SAVE THE DATE: Opening this fall in Knight Library, Archives for Black Lives: A Liberated Archives Exhibition centers on education, documentation, and preservation of history. Through a partnership with the City of Portland Archives, Don’t Shoot Portland gained access to informational archives that inform current systems. More information to come.
12:00am to 12:00pm
21 – 22
10:00am to 4:00pm
SAVE THE DATE: “Memory Work for Black Lives” is a two-day online plenary that brings Black activists, community members, speakers, librarians, and archivists together to discuss the power of Black archival memory and community archives. Building on the community archiving work that Don’t Shoot Portland has done over the past decade, this online event will demonstrate how to digitally approach archiving historical memories and make demo recordings publicly available, so anyone can do this work at home.
More Library News & Highlights »
A new exhibition in Knight Library, Unceded Kinship: Land, Place and People seeks to honor the past, present, and future of Native and Afro descendant peoples by restoring and reviving our relationship to one another and to the natural world. Through holding and regarding kinship, solidarity, and community as sacred. By refusing the narratives of erasure, dehumanization, and subjugation. Finally, by envisioning a future rooted in Black Liberation and Indigenous Sovereignty!
Special Collections and University Archives
Special Collections & University Archives is pleased to announce the opening of "Reclamation," an exhibition featuring two contemporary Native photographers, Zig Jackson and Pamela Peters.
Explore this new digital exhibition of the Non-Western Manuscript Book Collection of UO Libraries Special Collections & University Archives.

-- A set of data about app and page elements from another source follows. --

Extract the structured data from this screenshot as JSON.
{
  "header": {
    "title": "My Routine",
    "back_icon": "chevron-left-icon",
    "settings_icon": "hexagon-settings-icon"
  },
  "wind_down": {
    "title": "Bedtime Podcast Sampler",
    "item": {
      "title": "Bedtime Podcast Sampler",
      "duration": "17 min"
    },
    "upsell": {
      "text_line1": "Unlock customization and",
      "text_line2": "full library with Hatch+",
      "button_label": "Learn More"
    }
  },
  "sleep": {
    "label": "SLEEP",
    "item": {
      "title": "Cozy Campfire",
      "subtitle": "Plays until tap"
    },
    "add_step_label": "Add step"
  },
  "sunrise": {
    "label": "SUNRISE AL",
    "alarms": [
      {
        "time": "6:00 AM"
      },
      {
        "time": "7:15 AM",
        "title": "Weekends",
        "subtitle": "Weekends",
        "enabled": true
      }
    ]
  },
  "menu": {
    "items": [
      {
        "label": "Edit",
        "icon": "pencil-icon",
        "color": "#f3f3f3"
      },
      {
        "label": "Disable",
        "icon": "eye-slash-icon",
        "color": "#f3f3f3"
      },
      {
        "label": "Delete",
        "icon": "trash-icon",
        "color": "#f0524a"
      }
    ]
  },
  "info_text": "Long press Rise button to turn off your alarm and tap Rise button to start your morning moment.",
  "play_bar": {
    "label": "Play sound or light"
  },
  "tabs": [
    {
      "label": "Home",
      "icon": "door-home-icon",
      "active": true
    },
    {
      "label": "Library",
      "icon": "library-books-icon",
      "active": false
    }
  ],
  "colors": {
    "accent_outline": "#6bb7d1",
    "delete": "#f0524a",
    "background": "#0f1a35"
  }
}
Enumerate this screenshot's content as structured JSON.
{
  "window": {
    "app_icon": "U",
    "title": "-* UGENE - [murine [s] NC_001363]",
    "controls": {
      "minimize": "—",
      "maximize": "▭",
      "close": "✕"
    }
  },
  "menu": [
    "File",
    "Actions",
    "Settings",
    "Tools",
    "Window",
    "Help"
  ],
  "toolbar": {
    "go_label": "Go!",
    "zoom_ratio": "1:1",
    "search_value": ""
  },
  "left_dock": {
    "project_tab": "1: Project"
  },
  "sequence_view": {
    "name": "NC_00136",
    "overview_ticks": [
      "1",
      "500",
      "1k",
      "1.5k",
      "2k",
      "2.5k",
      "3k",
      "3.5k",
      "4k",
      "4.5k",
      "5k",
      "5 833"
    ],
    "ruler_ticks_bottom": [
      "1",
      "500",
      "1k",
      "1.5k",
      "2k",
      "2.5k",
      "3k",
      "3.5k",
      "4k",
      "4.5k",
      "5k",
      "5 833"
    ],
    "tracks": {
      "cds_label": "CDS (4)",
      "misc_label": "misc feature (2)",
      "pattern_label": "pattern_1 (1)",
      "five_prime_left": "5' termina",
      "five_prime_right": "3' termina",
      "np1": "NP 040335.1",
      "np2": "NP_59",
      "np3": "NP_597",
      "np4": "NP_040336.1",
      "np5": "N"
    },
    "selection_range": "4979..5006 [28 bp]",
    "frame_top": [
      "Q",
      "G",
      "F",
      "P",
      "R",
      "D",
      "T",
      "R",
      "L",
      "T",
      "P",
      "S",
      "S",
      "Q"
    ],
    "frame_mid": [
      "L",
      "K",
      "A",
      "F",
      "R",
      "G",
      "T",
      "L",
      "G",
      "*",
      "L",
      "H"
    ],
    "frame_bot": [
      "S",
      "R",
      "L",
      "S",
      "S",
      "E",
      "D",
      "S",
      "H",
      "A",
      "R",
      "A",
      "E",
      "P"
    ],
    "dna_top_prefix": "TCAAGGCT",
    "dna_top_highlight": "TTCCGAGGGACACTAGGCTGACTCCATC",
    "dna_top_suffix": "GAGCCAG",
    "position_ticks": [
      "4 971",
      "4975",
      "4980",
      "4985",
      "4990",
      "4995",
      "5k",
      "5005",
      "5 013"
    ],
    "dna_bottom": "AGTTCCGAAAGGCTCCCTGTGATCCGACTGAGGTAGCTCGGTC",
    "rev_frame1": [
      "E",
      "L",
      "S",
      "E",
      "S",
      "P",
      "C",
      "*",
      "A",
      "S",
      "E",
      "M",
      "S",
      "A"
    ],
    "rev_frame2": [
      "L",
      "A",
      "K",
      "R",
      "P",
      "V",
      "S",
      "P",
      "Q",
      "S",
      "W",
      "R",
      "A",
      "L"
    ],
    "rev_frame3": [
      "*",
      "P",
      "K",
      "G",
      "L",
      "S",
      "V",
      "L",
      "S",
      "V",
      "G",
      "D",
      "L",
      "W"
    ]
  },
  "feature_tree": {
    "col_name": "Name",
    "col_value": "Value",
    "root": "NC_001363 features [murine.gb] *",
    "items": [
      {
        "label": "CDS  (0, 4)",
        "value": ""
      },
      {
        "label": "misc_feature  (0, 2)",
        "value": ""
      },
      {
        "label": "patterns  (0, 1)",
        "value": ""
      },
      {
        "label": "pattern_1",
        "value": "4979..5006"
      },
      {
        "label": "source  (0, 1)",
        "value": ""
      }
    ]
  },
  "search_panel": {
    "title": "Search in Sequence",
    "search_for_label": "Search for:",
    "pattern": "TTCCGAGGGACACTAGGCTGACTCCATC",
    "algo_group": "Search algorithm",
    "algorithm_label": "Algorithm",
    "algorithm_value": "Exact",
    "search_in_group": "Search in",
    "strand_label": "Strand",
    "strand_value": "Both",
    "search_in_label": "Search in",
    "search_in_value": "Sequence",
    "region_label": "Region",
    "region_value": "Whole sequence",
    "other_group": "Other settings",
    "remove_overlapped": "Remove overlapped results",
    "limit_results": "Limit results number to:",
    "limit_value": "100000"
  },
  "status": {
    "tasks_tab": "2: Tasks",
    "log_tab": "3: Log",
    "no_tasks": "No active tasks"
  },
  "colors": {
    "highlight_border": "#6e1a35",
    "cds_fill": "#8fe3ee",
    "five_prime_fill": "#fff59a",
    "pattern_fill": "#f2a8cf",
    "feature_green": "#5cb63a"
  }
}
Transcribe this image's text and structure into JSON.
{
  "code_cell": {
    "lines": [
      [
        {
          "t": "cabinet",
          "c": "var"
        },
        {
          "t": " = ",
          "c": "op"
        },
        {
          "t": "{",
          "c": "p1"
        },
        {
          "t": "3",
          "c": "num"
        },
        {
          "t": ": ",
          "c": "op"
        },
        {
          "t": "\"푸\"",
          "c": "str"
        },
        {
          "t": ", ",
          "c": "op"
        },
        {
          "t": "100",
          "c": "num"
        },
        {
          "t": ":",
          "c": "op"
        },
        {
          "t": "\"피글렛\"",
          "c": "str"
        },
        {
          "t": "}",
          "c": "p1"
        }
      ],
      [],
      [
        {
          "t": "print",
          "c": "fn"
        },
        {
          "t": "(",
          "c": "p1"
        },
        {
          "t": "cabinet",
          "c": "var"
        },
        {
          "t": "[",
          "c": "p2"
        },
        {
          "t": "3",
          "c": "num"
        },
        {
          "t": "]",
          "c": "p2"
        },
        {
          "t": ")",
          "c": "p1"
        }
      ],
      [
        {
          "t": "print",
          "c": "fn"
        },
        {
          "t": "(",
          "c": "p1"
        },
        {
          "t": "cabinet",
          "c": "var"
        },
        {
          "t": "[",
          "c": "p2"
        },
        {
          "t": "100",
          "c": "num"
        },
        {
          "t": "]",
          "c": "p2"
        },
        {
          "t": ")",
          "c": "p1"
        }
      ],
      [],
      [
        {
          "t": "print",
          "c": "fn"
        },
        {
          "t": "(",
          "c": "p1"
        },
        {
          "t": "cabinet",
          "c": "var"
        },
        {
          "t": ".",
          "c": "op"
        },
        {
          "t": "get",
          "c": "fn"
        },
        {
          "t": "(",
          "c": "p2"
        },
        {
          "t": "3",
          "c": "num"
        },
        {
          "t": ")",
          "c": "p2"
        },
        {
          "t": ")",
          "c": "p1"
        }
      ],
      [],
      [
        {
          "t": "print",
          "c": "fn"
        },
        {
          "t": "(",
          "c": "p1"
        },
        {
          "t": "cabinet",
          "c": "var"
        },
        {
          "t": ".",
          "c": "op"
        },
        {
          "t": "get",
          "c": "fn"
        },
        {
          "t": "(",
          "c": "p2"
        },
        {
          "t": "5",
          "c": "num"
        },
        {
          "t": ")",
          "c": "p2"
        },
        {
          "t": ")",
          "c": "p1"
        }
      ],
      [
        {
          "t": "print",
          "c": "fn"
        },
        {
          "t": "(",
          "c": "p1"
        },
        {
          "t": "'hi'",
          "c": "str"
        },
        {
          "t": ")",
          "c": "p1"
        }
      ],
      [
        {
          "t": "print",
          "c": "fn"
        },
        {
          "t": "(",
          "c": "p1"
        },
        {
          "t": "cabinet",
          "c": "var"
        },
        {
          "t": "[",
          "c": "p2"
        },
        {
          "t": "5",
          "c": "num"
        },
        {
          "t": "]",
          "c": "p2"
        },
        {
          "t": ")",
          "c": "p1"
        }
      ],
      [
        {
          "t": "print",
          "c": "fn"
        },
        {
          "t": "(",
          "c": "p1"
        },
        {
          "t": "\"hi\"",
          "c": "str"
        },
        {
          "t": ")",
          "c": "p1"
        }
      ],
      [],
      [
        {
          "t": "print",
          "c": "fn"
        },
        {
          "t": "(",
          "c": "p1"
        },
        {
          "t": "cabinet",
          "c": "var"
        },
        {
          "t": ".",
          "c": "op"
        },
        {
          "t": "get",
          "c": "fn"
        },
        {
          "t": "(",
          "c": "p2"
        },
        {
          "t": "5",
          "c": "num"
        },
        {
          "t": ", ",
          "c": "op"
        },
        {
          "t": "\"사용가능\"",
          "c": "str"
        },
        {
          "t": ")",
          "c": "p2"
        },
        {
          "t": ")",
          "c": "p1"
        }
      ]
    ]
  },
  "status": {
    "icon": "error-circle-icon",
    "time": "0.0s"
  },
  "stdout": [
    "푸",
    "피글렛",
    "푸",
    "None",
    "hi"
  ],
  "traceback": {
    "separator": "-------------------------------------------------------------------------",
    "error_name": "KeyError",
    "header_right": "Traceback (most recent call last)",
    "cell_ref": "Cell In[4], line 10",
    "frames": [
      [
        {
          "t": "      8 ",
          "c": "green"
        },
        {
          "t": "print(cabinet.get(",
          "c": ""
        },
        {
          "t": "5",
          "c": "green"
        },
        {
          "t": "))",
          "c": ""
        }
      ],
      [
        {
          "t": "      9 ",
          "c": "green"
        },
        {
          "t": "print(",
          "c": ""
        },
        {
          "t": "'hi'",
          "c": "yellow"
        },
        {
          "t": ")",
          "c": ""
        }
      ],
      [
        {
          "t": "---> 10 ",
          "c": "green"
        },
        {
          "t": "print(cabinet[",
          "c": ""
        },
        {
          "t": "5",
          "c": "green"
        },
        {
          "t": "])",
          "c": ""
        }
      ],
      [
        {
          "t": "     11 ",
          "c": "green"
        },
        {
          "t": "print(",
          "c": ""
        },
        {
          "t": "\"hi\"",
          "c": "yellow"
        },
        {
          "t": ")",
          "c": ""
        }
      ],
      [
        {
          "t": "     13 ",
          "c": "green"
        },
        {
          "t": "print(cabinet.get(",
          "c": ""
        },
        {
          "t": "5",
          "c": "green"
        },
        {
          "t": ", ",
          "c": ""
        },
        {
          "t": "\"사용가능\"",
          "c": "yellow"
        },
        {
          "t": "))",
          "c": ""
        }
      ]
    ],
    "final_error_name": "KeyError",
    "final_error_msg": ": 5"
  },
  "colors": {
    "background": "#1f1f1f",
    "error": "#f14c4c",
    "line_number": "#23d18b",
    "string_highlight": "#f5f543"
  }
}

It features manuscripts in Arabic, Persian, Cuneiform, Chinese, Burmese, Russian, and Ethiopian.
Explore the six digital exhibits created in collaboration between University of Oregon Faculty, UO Libraries faculty and staff, Jordan Schnitzer Museum of Art curators and museum specialists, UO graduate students, and Mellon GLAM post-doctoral scholars, and the unique collections housed at the university.
Explore this new digital exhibit! The History of Biology exhibit traces the study of the living world from ancient to modern times. This story is told citing rare books and early manuscripts found in the UO Special Collections.